The U.S Bureau of Labor Statistics Job Openings and Labor Turnover Survey, or JOLTs reported a record 9.21 million job openings as of the last day of May, from a downwardly revised 9.19M in April. This is the fifth consecutive month of increased job openings. The job openings rate was unchanged at 6%. Total hires decreased to 5.93M from 6.01M in May, while the hires rate came in at 4.1%. Increases came in other services (+109,000), state and local government education (+46,000), and educational services (+35,000). There were decreases in the number of job openings in arts, entertainment, and recreation (-80,000); state and local government, excluding education (-56,000); and federal government (-17,000). The number of workers who left their jobs voluntarily dropped to 3.6M in May, while the quits rate dropped to 2.5%.

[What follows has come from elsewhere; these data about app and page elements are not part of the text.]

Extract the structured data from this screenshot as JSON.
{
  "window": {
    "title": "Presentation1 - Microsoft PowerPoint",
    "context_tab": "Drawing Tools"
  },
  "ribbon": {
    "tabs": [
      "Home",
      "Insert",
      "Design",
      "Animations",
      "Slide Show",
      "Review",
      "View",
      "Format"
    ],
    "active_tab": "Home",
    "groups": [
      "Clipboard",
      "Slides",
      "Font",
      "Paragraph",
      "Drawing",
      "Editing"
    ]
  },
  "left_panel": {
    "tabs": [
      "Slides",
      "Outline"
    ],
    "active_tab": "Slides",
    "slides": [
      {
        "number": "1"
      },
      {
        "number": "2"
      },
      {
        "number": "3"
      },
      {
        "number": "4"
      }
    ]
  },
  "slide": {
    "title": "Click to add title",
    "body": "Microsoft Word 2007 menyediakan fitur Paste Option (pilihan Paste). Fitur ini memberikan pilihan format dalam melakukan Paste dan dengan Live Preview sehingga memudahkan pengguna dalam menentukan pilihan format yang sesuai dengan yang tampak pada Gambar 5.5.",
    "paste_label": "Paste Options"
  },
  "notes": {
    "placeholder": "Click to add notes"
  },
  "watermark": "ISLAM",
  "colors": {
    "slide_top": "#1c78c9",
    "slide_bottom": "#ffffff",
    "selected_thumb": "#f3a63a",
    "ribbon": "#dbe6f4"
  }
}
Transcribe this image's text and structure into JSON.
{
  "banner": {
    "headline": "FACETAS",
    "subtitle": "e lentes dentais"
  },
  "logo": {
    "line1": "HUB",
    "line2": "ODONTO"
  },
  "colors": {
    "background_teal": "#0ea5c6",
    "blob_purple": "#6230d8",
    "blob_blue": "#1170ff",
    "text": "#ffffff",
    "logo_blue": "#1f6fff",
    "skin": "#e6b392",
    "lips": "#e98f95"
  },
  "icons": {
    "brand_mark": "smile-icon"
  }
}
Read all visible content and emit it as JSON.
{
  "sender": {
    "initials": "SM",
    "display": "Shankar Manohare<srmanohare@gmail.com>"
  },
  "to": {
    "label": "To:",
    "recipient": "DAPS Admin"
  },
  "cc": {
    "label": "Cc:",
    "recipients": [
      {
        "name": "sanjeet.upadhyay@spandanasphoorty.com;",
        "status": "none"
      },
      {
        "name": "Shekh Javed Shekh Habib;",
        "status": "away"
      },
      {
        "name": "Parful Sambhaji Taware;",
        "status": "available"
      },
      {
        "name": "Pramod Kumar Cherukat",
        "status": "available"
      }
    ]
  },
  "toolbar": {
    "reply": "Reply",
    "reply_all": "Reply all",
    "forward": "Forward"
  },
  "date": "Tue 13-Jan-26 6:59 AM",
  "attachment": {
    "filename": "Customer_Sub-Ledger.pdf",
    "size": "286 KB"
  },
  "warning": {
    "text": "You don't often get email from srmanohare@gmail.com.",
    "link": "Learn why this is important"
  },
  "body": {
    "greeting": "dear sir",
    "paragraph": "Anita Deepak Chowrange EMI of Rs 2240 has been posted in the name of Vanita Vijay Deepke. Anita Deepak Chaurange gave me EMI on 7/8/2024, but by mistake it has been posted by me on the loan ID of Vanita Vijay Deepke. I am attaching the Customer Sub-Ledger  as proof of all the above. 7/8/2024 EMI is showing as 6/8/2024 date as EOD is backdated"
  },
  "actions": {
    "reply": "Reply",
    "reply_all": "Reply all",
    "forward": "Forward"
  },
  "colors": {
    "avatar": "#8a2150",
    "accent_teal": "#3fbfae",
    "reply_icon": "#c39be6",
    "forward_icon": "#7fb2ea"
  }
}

The Labor Department reported slightly higher initial jobless claims for the week ending July 3rd. The seasonally adjusted initial claims came in at 373,000, an increase of 2,000 from the previous week’s revised level. The four-week moving average, which smooths out volatility was 394,500, this is the lowest reading since March 2020’s 225,500 value. The number of continuing unemployment claims made through regular state programs fell by 145,000 to 3.34 million for the week ended June 26, this the lowest reading for insured unemployment since March 2020’s 3.09M. The four-week moving average for continuing claims fell by 44,500 to 3.44M. Unemployment assistance payments made through pandemic programs fell by nearly 465,000 for the week ended June 19. There were 14.2M people receiving benefits for the week ending June 19th, a fall from previous weeks 14.7M. About 10.7M of the 14.2M are enrolled in emergency programs such as the Pandemic Unemployment Assistance Program.
Tuesday July 13 – Core CPI (MoM) (June)
Friday July 16 – Core Retail Sales (MoM) (June)